Of course, Crum Sr. has an easier time cheering for the Irish now that Notre Dame and Miami don't face each other anymore. The two teams haven't met since 1990, when Notre Dame defeated Miami 29-20 during the elder Crum's senior season.
Crum Jr. wonders who his father would root for if Notre Dame and Miami squared off in a bowl game this year.
"It would be a tough decision," Crum Jr. said. "Make sure you ask him. I need to know the answer."
Crum Sr.'s response revealed his divided loyalties.
"I would stand in the end zone and root for whoever scored at that end," Crum Sr. said. "I still have a great deal of Notre Dame gear as well as Miami gear. I wear them both. I remember one time I wore a Miami shirt on campus, and he said, 'Dad, don't do that.' I was like, 'Hey, I've got to represent my school sometime.' ''
Crum Jr. has done quite a good job of representing his own school.

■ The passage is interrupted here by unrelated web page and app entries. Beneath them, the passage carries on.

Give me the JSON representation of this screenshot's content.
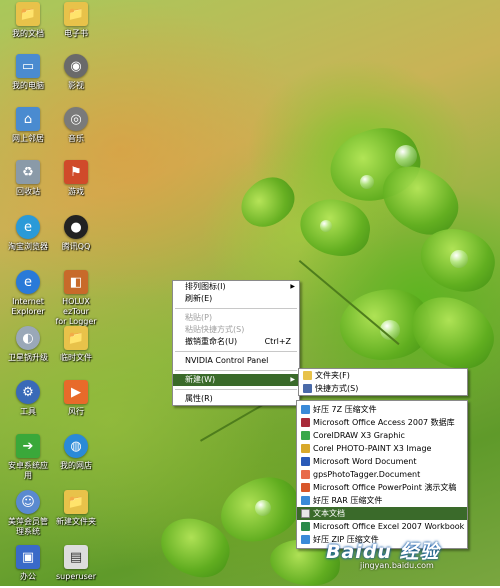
{
  "desktop_icons": [
    {
      "label": "我的文档",
      "icon": "folder-documents-icon",
      "color": "#e8c24a"
    },
    {
      "label": "电子书",
      "icon": "folder-icon",
      "color": "#e8c24a"
    },
    {
      "label": "我的电脑",
      "icon": "computer-icon",
      "color": "#4a8bd0"
    },
    {
      "label": "影视",
      "icon": "dvd-icon",
      "color": "#6a6a6a"
    },
    {
      "label": "网上邻居",
      "icon": "network-icon",
      "color": "#4a8bd0"
    },
    {
      "label": "音乐",
      "icon": "cd-icon",
      "color": "#7a7a7a"
    },
    {
      "label": "回收站",
      "icon": "recycle-bin-icon",
      "color": "#8a9aa8"
    },
    {
      "label": "游戏",
      "icon": "game-flag-icon",
      "color": "#d04a2a"
    },
    {
      "label": "淘宝浏览器",
      "icon": "taobao-browser-icon",
      "color": "#2a9ad8"
    },
    {
      "label": "腾讯QQ",
      "icon": "qq-penguin-icon",
      "color": "#222222"
    },
    {
      "label": "Internet\nExplorer",
      "icon": "ie-icon",
      "color": "#2a7ad8"
    },
    {
      "label": "HOLUX ezTour\nfor Logger",
      "icon": "holux-icon",
      "color": "#c86a2a"
    },
    {
      "label": "卫星锅升级",
      "icon": "satellite-icon",
      "color": "#9aa8b8"
    },
    {
      "label": "临时文件",
      "icon": "folder-icon",
      "color": "#e8c24a"
    },
    {
      "label": "工具",
      "icon": "tools-icon",
      "color": "#3a6ab8"
    },
    {
      "label": "风行",
      "icon": "funshion-icon",
      "color": "#e86a2a"
    },
    {
      "label": "安卓系统应\n用",
      "icon": "green-arrow-icon",
      "color": "#3aa83a"
    },
    {
      "label": "我的网店",
      "icon": "globe-icon",
      "color": "#2a8ad8"
    },
    {
      "label": "美萍会员管\n理系统",
      "icon": "user-icon",
      "color": "#5a8ad0"
    },
    {
      "label": "新建文件夹",
      "icon": "folder-icon",
      "color": "#e8c24a"
    },
    {
      "label": "办公",
      "icon": "office-icon",
      "color": "#3a6ac8"
    },
    {
      "label": "superuser",
      "icon": "document-icon",
      "color": "#dddddd"
    }
  ],
  "context_menu": {
    "items": [
      {
        "label": "排列图标(I)",
        "submenu": true,
        "disabled": false
      },
      {
        "label": "刷新(E)",
        "disabled": false
      },
      {
        "separator": true
      },
      {
        "label": "粘贴(P)",
        "disabled": true
      },
      {
        "label": "粘贴快捷方式(S)",
        "disabled": true
      },
      {
        "label": "撤销重命名(U)",
        "shortcut": "Ctrl+Z",
        "disabled": false
      },
      {
        "separator": true
      },
      {
        "label": "NVIDIA Control Panel",
        "disabled": false
      },
      {
        "separator": true
      },
      {
        "label": "新建(W)",
        "submenu": true,
        "highlighted": true
      },
      {
        "separator": true
      },
      {
        "label": "属性(R)",
        "disabled": false
      }
    ]
  },
  "new_submenu": {
    "items": [
      {
        "label": "文件夹(F)",
        "icon": "folder-icon",
        "color": "#e8c24a"
      },
      {
        "label": "快捷方式(S)",
        "icon": "shortcut-icon",
        "color": "#4a6aa8"
      }
    ],
    "file_types": [
      {
        "label": "好压 7Z 压缩文件",
        "icon": "haozip-7z-icon",
        "color": "#3a8ad8"
      },
      {
        "label": "Microsoft Office Access 2007 数据库",
        "icon": "access-icon",
        "color": "#a82a3a"
      },
      {
        "label": "CorelDRAW X3 Graphic",
        "icon": "coreldraw-icon",
        "color": "#3aa84a"
      },
      {
        "label": "Corel PHOTO-PAINT X3 Image",
        "icon": "photopaint-icon",
        "color": "#d8a82a"
      },
      {
        "label": "Microsoft Word Document",
        "icon": "word-icon",
        "color": "#2a5ab8"
      },
      {
        "label": "gpsPhotoTagger.Document",
        "icon": "gps-document-icon",
        "color": "#e86a4a"
      },
      {
        "label": "Microsoft Office PowerPoint 演示文稿",
        "icon": "powerpoint-icon",
        "color": "#d8562a"
      },
      {
        "label": "好压 RAR 压缩文件",
        "icon": "haozip-rar-icon",
        "color": "#3a8ad8"
      },
      {
        "label": "文本文档",
        "icon": "text-document-icon",
        "color": "#e8e8e8",
        "highlighted": true
      },
      {
        "label": "Microsoft Office Excel 2007 Workbook",
        "icon": "excel-icon",
        "color": "#2a8a4a"
      },
      {
        "label": "好压 ZIP 压缩文件",
        "icon": "haozip-zip-icon",
        "color": "#3a8ad8"
      }
    ]
  },
  "watermark": {
    "logo": "Baidu 经验",
    "url": "jingyan.baidu.com"
  },
  "colors": {
    "menu_highlight": "#316ac5",
    "submenu_highlight": "#3a6a2a"
  }
}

The former three-star prospect has started 25 consecutive games over the last two seasons. Crum Jr. led the Irish with 100 overall tackles last season while also collecting 10 tackles for loss and four sacks.

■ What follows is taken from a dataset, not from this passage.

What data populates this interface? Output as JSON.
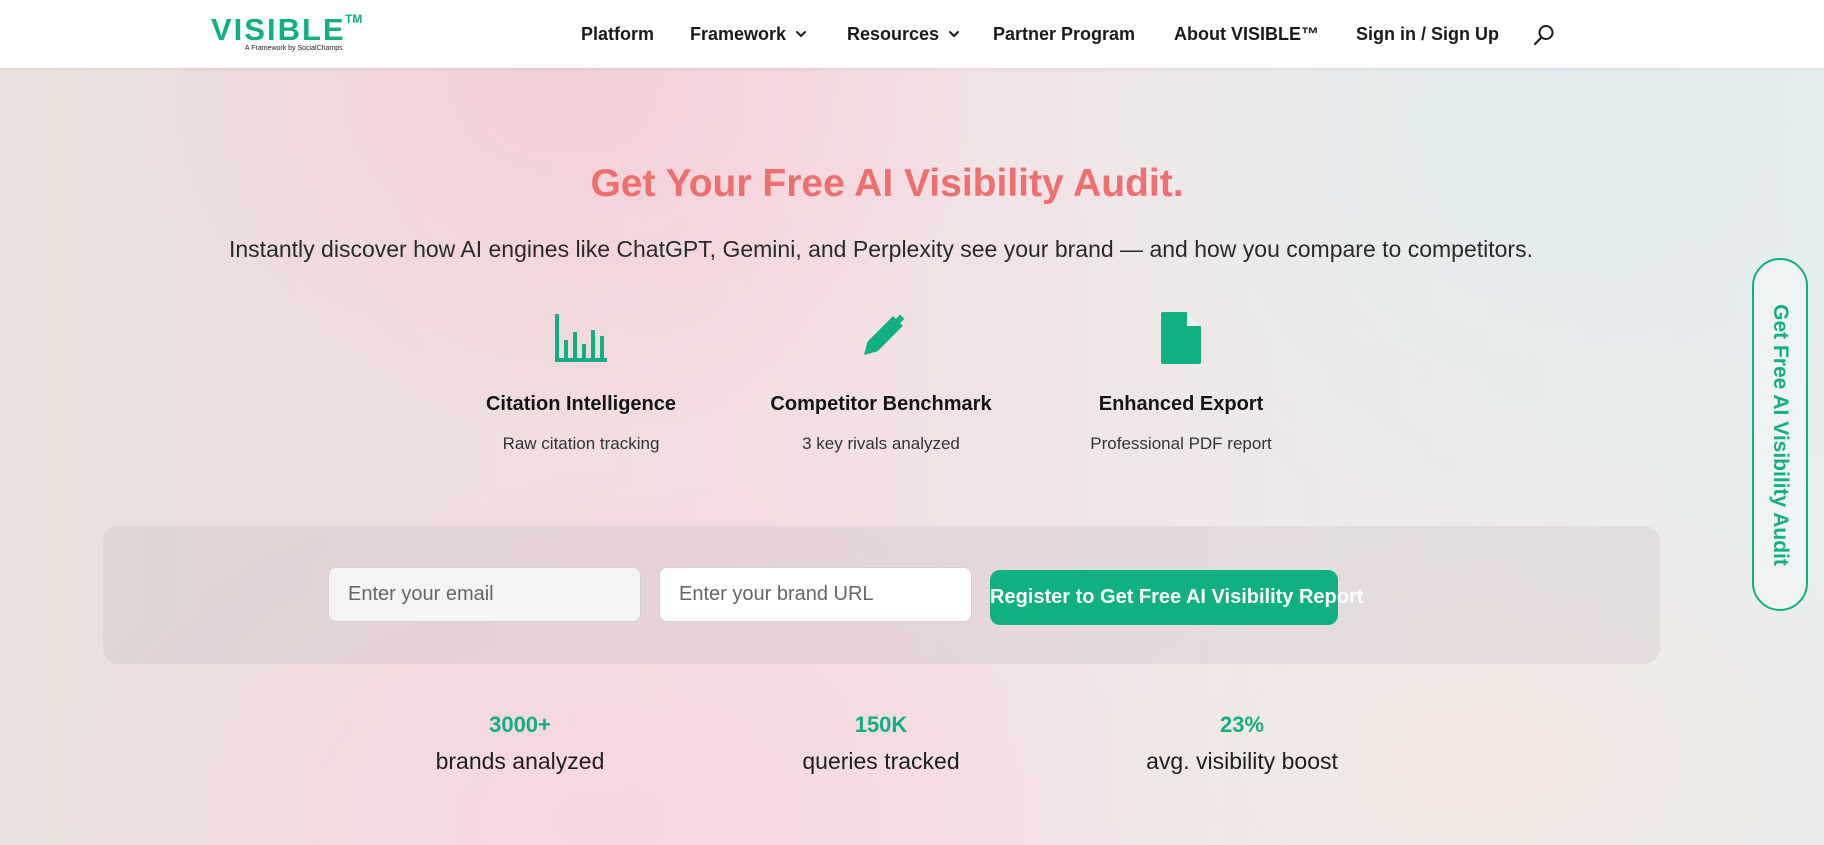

Crum embraced his new role as a team captain this spring while also adjusting to Notre Dame's move to a 3-4 scheme under first-year defensive coordinator Corwin Brown.
"That's what you want from older guys," Brown said. "You want them to show good leadership, go out and play well, play consistent, play error free and play with a lot of passion. He's done that."
Crum Jr.'s performance has even impressed his tough-to-please father. Crum Sr. marvels at his son's leadership skills and knowledge of the game.
But he's not quite ready to say his son has become the best football player in the family.
After all, the elder Crum Sr. was a first-team All-American who played on a pair of national championship teams. Those honors have eluded Crum Jr. thus far.
Crum Sr. also wants to see his son reach the end zone at least once in his college career.
"Until he scores a touchdown in college, he won't compare,'' the elder Crum said. "I had a few interceptions and a couple of touchdowns on the defensive side of the ball. Until he gets to that point, he can't compare.''
If Crum Jr. does manage to score a couple of touchdowns for the Irish this fall, there's only one way to solve the debate over who's the better athlete.
They'll have to put that garbage can back in the street and settle things once and for all.